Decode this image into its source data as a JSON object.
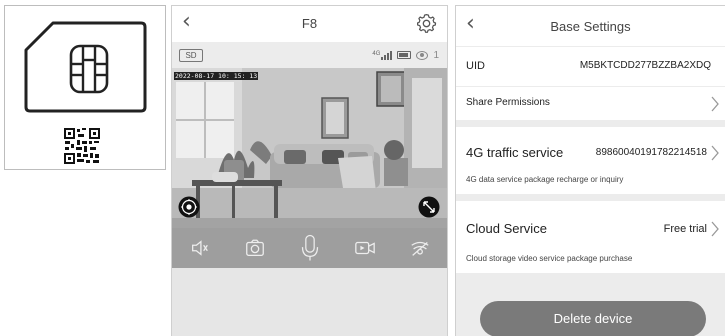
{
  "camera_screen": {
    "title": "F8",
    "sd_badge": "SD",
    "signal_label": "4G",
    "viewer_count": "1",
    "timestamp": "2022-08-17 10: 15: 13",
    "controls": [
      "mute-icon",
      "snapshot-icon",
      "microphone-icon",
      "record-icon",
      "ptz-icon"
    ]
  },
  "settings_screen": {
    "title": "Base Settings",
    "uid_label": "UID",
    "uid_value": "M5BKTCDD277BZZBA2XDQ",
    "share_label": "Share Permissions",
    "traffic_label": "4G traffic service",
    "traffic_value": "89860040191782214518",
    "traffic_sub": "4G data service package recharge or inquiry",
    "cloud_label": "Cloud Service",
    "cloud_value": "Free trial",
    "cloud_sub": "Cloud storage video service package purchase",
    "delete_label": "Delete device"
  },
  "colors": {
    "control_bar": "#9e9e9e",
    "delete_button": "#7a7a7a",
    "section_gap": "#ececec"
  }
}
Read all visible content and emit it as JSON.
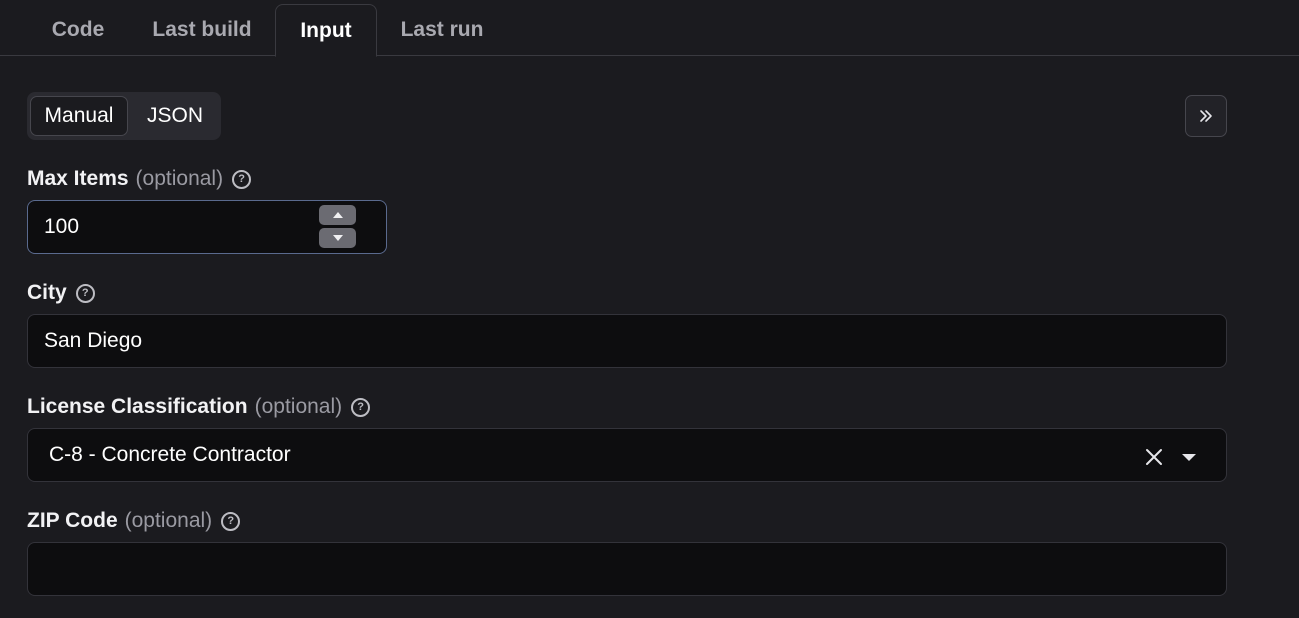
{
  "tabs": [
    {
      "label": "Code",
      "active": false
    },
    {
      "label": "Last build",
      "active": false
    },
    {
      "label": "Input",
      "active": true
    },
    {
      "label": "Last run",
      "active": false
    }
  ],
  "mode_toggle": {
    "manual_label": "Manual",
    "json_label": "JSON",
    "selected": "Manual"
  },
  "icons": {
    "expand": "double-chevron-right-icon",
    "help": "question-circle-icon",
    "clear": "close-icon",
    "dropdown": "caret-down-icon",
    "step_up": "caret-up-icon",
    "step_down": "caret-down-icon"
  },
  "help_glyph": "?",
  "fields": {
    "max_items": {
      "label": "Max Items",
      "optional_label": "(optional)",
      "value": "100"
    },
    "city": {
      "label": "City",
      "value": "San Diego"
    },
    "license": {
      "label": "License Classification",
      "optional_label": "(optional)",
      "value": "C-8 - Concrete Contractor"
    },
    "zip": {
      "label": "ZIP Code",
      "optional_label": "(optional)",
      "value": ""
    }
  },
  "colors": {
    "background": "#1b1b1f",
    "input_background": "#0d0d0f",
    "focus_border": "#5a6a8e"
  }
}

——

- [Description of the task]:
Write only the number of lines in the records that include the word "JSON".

- [Your response]:
3